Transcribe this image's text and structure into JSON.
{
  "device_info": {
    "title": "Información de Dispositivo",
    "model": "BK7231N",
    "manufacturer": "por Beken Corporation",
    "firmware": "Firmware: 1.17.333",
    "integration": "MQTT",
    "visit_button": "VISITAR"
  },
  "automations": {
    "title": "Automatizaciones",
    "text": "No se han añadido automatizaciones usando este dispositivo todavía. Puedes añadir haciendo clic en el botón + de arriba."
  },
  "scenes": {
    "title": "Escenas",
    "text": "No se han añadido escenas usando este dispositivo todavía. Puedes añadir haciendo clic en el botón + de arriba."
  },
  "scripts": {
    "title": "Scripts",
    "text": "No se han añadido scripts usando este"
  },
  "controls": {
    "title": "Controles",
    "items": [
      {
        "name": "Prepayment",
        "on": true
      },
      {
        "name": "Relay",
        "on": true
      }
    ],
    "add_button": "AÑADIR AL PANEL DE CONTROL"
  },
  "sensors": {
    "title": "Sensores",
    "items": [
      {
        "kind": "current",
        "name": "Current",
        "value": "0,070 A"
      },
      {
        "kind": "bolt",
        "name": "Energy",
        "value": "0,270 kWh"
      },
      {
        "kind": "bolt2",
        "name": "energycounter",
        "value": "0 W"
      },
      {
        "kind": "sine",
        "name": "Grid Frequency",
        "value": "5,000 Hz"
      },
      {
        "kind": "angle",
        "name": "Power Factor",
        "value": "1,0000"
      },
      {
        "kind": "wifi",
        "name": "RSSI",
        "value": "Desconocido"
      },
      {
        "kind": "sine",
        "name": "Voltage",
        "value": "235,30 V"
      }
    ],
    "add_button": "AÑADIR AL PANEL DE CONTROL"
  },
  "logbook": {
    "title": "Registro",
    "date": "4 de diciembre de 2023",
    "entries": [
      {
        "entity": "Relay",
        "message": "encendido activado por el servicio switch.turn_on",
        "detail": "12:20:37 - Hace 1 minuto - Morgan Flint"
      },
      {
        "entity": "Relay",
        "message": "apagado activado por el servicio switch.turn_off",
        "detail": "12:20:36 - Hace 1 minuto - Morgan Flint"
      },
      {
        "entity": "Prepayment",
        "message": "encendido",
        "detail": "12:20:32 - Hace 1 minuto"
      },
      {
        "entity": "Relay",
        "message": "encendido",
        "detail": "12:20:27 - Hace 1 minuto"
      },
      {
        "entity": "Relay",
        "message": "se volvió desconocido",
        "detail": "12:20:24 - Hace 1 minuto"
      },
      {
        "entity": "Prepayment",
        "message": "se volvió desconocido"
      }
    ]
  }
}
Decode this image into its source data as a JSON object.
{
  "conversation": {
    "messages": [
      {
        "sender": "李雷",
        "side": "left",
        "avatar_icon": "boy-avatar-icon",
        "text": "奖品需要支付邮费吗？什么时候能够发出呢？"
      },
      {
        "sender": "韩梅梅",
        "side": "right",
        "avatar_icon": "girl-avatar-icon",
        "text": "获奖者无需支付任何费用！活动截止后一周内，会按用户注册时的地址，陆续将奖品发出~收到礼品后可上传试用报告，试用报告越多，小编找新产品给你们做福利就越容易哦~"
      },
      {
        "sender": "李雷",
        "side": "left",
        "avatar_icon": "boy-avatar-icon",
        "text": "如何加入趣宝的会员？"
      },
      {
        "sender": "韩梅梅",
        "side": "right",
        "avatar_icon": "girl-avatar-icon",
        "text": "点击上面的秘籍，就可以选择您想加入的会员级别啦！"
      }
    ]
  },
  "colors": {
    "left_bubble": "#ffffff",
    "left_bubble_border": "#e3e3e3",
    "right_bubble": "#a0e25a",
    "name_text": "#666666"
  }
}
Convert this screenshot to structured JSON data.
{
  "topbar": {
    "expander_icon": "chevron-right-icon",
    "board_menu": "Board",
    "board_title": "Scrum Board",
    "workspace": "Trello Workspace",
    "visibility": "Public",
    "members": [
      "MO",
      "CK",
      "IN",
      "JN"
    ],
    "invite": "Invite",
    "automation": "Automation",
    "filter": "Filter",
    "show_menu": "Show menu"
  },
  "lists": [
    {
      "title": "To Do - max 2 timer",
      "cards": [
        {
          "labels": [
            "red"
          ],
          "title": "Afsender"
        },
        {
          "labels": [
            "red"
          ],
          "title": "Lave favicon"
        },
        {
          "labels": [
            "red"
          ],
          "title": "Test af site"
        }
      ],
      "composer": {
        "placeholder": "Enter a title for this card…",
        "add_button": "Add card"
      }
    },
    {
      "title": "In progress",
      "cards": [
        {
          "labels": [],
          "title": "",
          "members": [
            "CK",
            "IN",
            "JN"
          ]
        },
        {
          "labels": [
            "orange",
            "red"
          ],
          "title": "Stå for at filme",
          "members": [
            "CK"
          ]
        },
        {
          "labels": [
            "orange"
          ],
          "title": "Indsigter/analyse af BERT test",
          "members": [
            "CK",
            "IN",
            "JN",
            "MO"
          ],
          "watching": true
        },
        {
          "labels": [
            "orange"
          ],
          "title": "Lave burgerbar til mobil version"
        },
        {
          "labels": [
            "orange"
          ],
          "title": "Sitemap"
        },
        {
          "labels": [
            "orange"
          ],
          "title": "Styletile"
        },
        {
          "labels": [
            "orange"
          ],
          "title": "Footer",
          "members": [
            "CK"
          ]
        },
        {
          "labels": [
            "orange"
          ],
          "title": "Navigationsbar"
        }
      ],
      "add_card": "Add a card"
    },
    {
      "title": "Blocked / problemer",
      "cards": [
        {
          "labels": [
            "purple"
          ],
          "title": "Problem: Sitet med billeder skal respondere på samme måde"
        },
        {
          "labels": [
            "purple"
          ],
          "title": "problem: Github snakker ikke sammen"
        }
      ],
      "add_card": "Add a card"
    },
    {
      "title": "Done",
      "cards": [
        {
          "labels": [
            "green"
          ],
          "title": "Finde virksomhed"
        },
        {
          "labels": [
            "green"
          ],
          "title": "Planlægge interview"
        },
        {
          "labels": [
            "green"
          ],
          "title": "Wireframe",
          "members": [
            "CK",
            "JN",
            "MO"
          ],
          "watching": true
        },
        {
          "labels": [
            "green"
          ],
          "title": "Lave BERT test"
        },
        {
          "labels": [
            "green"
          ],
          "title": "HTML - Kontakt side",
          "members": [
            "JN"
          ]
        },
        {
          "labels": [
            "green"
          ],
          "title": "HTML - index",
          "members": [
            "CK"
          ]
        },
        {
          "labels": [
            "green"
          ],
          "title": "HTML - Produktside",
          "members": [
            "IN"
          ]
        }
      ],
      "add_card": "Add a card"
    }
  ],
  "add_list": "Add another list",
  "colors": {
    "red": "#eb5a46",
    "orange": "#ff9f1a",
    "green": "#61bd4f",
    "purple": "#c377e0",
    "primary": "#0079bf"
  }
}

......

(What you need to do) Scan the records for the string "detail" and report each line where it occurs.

(Finished exercise)
        "detail": "12:20:37 - Hace 1 minuto - Morgan Flint"
        "detail": "12:20:36 - Hace 1 minuto - Morgan Flint"
        "detail": "12:20:32 - Hace 1 minuto"
        "detail": "12:20:27 - Hace 1 minuto"
        "detail": "12:20:24 - Hace 1 minuto"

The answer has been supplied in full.